- _TASK PROMPT_: Would you pull out every line of the material that contains the string "Documentació"?

-- -- --

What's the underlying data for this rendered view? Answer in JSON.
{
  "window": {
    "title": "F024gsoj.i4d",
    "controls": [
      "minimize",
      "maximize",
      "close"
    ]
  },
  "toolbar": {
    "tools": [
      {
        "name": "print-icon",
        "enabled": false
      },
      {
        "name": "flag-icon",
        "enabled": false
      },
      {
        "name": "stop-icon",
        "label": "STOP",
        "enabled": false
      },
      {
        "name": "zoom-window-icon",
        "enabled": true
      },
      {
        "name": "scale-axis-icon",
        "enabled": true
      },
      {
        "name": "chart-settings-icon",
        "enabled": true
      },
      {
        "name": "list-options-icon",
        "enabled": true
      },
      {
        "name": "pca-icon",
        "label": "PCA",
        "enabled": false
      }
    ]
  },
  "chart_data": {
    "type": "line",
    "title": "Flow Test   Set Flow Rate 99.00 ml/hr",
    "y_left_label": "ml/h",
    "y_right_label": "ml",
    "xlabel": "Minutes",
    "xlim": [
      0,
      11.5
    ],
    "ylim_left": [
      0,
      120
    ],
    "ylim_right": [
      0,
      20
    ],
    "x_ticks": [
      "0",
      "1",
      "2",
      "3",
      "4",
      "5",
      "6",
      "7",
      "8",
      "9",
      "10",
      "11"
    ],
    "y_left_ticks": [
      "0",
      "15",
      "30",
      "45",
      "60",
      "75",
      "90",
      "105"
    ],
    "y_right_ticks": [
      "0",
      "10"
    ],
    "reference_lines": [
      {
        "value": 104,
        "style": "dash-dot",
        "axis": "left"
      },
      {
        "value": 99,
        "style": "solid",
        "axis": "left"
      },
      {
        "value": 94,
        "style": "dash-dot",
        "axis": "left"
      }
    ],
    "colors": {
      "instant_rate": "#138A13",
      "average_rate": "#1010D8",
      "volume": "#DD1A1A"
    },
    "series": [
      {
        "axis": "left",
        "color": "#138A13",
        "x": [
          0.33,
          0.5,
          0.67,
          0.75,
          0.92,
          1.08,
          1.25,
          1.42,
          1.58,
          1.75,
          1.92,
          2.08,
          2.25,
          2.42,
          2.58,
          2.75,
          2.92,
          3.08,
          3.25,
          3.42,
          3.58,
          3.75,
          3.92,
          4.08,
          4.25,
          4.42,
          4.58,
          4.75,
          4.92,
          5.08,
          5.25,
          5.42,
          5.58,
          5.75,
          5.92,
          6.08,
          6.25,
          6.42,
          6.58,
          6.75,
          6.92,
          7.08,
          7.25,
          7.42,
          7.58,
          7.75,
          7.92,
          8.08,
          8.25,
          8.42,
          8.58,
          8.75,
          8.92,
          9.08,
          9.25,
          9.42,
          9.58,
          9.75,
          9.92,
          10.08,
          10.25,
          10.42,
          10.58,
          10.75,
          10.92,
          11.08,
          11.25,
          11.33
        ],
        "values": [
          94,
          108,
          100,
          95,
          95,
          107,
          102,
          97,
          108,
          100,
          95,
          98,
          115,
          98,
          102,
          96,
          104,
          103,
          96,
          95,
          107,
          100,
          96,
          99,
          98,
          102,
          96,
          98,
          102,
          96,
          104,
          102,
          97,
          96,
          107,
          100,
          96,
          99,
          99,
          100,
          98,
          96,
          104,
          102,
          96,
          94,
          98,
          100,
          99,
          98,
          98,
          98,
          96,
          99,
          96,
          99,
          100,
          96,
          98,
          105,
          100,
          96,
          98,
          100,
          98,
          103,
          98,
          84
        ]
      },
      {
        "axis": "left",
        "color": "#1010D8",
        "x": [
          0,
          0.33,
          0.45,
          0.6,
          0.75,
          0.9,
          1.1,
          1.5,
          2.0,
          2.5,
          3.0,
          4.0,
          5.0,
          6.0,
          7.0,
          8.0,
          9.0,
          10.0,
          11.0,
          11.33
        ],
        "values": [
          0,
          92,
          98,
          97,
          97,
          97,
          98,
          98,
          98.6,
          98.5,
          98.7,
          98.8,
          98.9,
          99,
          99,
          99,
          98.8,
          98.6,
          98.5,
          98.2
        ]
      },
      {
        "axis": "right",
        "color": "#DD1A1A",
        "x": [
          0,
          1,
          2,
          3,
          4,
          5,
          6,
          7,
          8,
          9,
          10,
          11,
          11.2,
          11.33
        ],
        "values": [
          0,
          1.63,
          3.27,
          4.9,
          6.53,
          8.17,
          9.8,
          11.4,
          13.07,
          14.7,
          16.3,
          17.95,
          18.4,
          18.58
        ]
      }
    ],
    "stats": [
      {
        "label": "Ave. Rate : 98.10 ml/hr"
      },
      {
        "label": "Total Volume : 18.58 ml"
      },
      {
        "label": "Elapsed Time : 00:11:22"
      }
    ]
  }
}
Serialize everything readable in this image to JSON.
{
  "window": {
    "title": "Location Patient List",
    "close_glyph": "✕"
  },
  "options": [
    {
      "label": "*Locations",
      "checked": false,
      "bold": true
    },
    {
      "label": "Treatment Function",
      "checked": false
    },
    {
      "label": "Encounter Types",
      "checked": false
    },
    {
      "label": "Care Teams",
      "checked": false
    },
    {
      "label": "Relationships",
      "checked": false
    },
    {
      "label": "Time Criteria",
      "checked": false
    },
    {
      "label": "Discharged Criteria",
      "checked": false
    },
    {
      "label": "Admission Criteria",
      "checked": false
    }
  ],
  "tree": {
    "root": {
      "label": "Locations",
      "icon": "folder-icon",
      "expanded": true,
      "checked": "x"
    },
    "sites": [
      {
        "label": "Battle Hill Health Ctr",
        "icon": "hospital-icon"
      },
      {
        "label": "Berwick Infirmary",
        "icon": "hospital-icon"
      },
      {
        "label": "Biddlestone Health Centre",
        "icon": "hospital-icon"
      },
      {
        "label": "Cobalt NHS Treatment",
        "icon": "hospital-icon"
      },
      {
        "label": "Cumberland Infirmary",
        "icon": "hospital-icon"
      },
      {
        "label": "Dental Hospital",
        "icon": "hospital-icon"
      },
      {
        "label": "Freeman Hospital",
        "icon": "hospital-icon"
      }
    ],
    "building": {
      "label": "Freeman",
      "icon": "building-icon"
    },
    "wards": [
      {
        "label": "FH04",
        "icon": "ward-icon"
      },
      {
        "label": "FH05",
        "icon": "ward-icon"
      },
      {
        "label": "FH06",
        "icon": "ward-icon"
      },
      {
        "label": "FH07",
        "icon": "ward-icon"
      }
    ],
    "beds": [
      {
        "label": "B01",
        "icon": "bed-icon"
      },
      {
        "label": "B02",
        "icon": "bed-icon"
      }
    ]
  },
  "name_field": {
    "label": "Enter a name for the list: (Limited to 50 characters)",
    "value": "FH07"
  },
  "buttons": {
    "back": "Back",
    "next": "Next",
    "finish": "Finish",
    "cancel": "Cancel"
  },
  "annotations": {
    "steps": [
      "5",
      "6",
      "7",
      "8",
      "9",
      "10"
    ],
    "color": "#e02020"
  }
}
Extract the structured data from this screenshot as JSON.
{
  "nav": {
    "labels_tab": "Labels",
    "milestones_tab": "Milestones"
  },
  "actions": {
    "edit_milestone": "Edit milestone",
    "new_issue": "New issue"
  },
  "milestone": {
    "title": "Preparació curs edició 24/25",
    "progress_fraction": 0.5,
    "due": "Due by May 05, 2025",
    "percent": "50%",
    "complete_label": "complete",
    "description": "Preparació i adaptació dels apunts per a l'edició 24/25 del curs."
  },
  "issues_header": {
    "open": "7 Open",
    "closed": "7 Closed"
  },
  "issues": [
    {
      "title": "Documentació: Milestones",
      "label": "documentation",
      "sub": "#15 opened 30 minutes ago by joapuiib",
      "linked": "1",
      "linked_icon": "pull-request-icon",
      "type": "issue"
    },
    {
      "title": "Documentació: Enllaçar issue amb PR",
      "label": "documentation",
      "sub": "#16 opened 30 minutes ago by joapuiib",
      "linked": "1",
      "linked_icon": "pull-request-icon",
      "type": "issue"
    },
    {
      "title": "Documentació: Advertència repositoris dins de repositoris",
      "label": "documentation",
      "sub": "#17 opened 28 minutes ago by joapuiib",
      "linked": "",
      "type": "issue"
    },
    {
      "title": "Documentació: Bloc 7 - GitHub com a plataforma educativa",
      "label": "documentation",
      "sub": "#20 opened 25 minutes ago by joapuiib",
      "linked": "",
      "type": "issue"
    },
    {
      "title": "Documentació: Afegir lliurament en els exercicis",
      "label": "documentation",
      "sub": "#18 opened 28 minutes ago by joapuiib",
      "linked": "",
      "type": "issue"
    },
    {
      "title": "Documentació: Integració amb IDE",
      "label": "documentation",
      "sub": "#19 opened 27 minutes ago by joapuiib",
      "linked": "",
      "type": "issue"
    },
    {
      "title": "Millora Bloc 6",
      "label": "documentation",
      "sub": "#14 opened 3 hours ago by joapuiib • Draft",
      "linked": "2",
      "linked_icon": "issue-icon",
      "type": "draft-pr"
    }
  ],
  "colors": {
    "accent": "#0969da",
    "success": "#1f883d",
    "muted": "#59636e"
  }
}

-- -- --

- _RESULT OF THE EXERCISE_:
      "title": "Documentació: Milestones",
      "title": "Documentació: Enllaçar issue amb PR",
      "title": "Documentació: Advertència repositoris dins de repositoris",
      "title": "Documentació: Bloc 7 - GitHub com a plataforma educativa",
      "title": "Documentació: Afegir lliurament en els exercicis",
      "title": "Documentació: Integració amb IDE",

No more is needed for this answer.